- [DATA EXTRACTS]

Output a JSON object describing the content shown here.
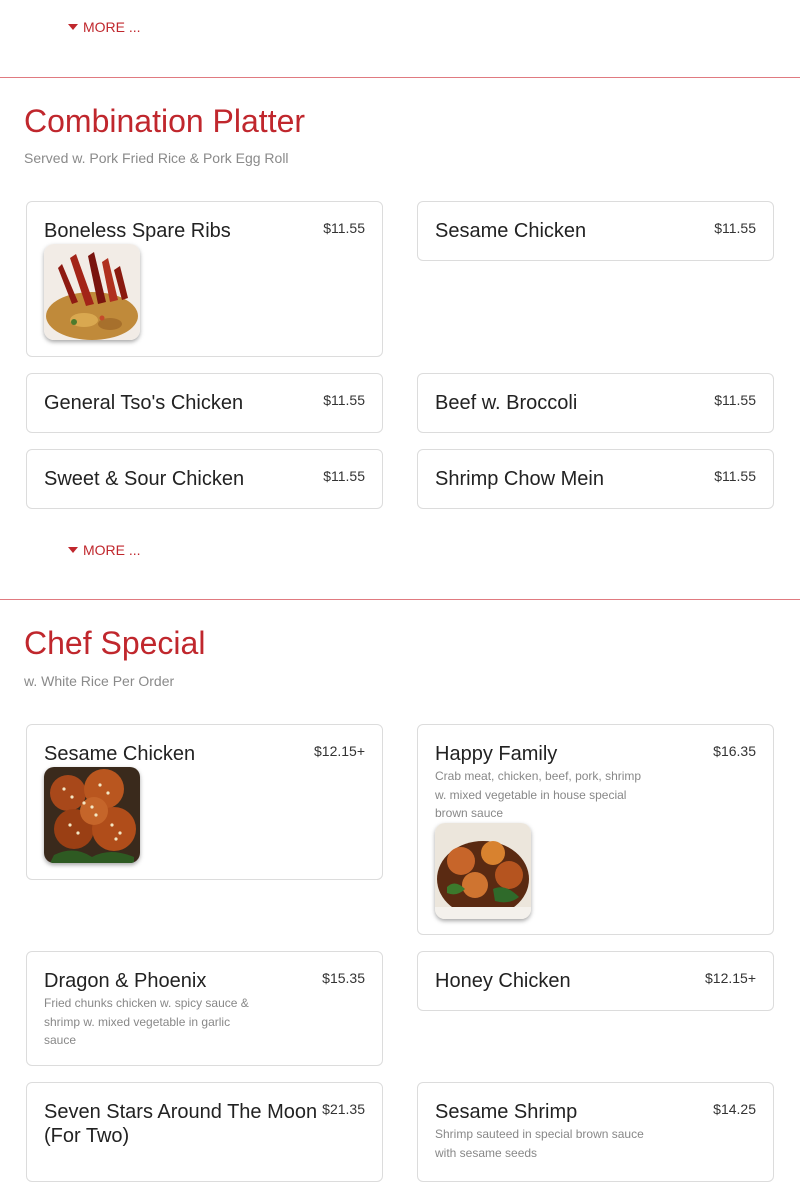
{
  "sections": [
    {
      "more_label": "MORE ..."
    },
    {
      "title": "Combination Platter",
      "subtitle": "Served w. Pork Fried Rice & Pork Egg Roll",
      "more_label": "MORE ...",
      "items": [
        {
          "name": "Boneless Spare Ribs",
          "price": "$11.55",
          "image": "boneless-spare-ribs-photo"
        },
        {
          "name": "Sesame Chicken",
          "price": "$11.55"
        },
        {
          "name": "General Tso's Chicken",
          "price": "$11.55"
        },
        {
          "name": "Beef w. Broccoli",
          "price": "$11.55"
        },
        {
          "name": "Sweet & Sour Chicken",
          "price": "$11.55"
        },
        {
          "name": "Shrimp Chow Mein",
          "price": "$11.55"
        }
      ]
    },
    {
      "title": "Chef Special",
      "subtitle": "w. White Rice Per Order",
      "items": [
        {
          "name": "Sesame Chicken",
          "price": "$12.15+",
          "image": "sesame-chicken-photo"
        },
        {
          "name": "Happy Family",
          "price": "$16.35",
          "description": "Crab meat, chicken, beef, pork, shrimp w. mixed vegetable in house special brown sauce",
          "image": "happy-family-photo"
        },
        {
          "name": "Dragon & Phoenix",
          "price": "$15.35",
          "description": "Fried chunks chicken w. spicy sauce & shrimp w. mixed vegetable in garlic sauce"
        },
        {
          "name": "Honey Chicken",
          "price": "$12.15+"
        },
        {
          "name": "Seven Stars Around The Moon (For Two)",
          "price": "$21.35"
        },
        {
          "name": "Sesame Shrimp",
          "price": "$14.25",
          "description": "Shrimp sauteed in special brown sauce with sesame seeds"
        }
      ]
    }
  ],
  "colors": {
    "accent": "#c0272d",
    "divider": "#e07a80",
    "border": "#dcdcdc"
  },
  "icons": {
    "more": "caret-down-icon"
  }
}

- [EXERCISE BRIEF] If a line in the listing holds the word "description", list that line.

- [EXERCISE RESULT]
          "description": "Crab meat, chicken, beef, pork, shrimp w. mixed vegetable in house special brown sauce",
          "description": "Fried chunks chicken w. spicy sauce & shrimp w. mixed vegetable in garlic sauce"
          "description": "Shrimp sauteed in special brown sauce with sesame seeds"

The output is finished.